> [Element data from apps and pages]:
----

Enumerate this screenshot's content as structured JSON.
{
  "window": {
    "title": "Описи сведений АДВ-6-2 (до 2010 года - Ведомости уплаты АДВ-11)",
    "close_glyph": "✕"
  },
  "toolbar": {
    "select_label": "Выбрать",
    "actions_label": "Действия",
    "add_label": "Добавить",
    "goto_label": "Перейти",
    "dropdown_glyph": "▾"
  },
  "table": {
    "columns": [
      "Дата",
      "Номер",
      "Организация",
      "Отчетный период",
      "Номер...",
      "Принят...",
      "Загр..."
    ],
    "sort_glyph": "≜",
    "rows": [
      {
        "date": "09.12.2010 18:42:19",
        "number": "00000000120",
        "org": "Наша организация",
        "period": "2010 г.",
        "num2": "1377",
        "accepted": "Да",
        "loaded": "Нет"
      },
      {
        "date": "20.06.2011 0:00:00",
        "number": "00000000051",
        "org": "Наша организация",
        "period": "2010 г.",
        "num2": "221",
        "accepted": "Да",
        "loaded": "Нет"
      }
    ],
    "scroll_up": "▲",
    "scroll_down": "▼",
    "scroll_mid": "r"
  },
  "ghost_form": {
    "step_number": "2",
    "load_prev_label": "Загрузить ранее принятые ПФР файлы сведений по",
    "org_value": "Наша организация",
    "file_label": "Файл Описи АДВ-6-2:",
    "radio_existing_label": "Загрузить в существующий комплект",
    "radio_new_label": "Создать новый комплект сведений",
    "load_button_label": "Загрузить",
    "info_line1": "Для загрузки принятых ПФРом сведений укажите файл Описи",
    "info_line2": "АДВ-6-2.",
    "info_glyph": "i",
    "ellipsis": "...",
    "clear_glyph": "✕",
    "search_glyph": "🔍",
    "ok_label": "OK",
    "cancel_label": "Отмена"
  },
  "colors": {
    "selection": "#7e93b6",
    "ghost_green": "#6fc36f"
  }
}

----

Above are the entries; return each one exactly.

Enumerate this screenshot's content as structured JSON.
{
  "window": {
    "title": "Описи сведений АДВ-6-2 (до 2010 года - Ведомости уплаты АДВ-11)",
    "close_glyph": "✕"
  },
  "toolbar": {
    "select_label": "Выбрать",
    "actions_label": "Действия",
    "add_label": "Добавить",
    "goto_label": "Перейти",
    "dropdown_glyph": "▾"
  },
  "table": {
    "columns": [
      "Дата",
      "Номер",
      "Организация",
      "Отчетный период",
      "Номер...",
      "Принят...",
      "Загр..."
    ],
    "sort_glyph": "≜",
    "rows": [
      {
        "date": "09.12.2010 18:42:19",
        "number": "00000000120",
        "org": "Наша организация",
        "period": "2010 г.",
        "num2": "1377",
        "accepted": "Да",
        "loaded": "Нет"
      },
      {
        "date": "20.06.2011 0:00:00",
        "number": "00000000051",
        "org": "Наша организация",
        "period": "2010 г.",
        "num2": "221",
        "accepted": "Да",
        "loaded": "Нет"
      }
    ],
    "scroll_up": "▲",
    "scroll_down": "▼",
    "scroll_mid": "r"
  },
  "ghost_form": {
    "step_number": "2",
    "load_prev_label": "Загрузить ранее принятые ПФР файлы сведений по",
    "org_value": "Наша организация",
    "file_label": "Файл Описи АДВ-6-2:",
    "radio_existing_label": "Загрузить в существующий комплект",
    "radio_new_label": "Создать новый комплект сведений",
    "load_button_label": "Загрузить",
    "info_line1": "Для загрузки принятых ПФРом сведений укажите файл Описи",
    "info_line2": "АДВ-6-2.",
    "info_glyph": "i",
    "ellipsis": "...",
    "clear_glyph": "✕",
    "search_glyph": "🔍",
    "ok_label": "OK",
    "cancel_label": "Отмена"
  },
  "colors": {
    "selection": "#7e93b6",
    "ghost_green": "#6fc36f"
  }
}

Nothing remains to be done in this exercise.